On this day in 1647, the New Model Army gathered in Putney to demand a constitution which enshrined government by consent – centuries later, we can still learn from their radical democratic vision.
On 7 June 1832, the first Representation of the People Act passed, laying the foundations for the growth of representative democracy in Britain – it was a partial victory won by centuries of agitation.
Since the 1800s, the upward march of the organised labour movement has transformed the world of work – reducing hours, improving conditions and winning new rights for millions of working people.
The Police Crackdown Bill is a threat to our right to protest, but that right has been contested for centuries – and from Peterloo to Cable Street, it has often been defended by breaking the law.

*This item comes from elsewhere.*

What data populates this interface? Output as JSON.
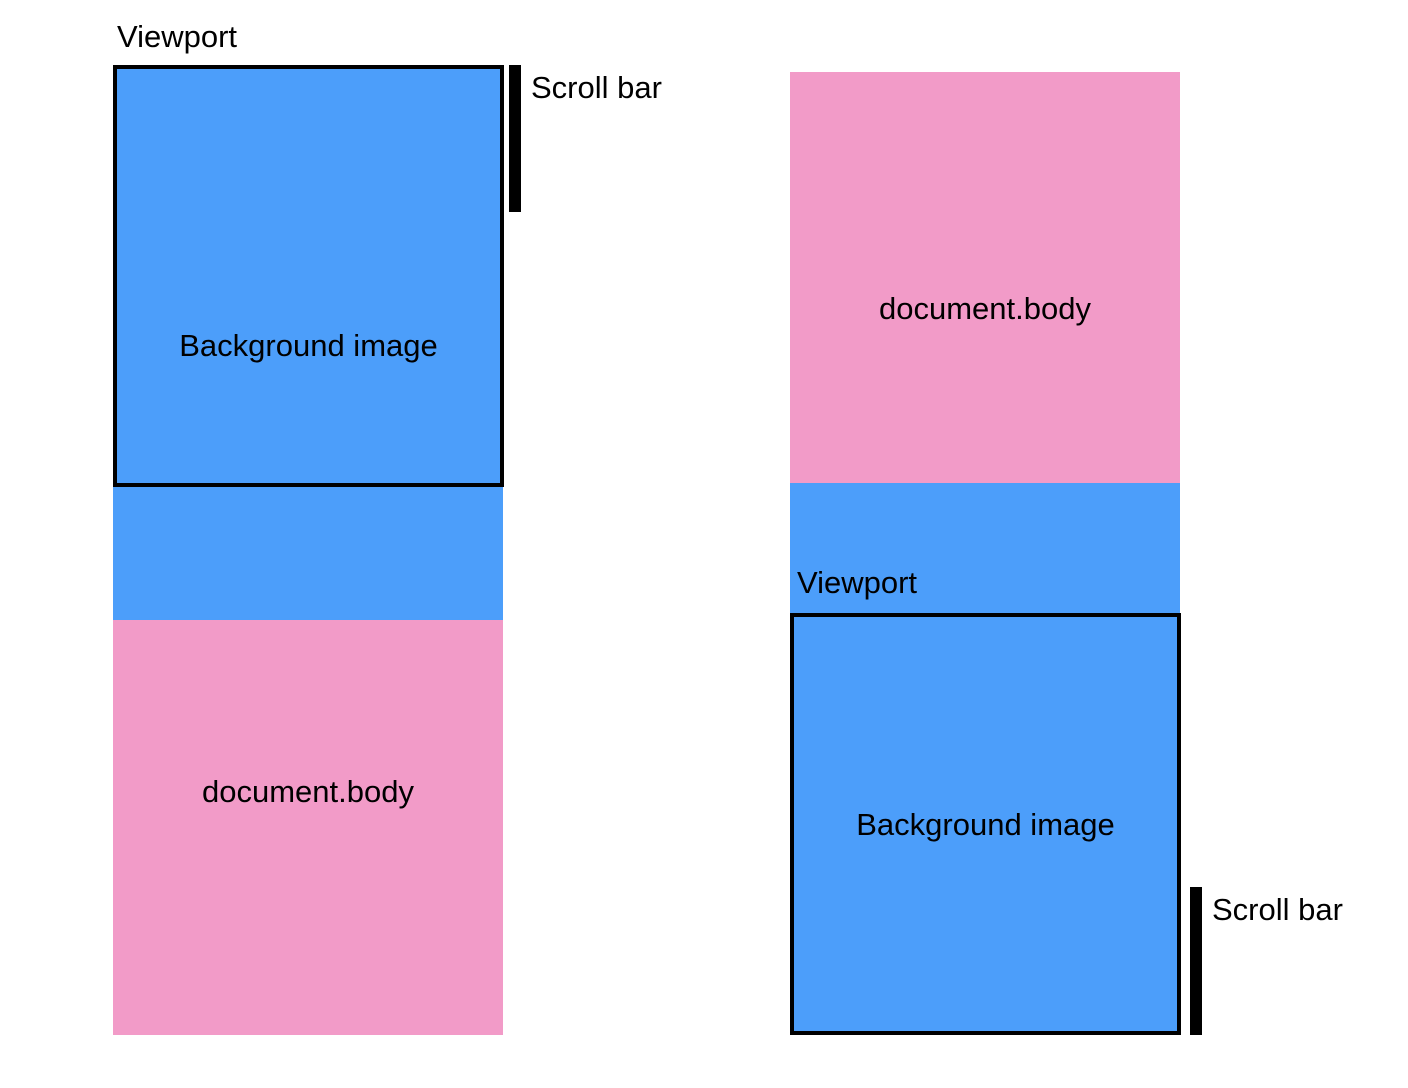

The Tory government’s plan to make trespass a criminal offence is part of a centuries-old tradition: using the law to protect wealthy landowners at the expense of our right to roam.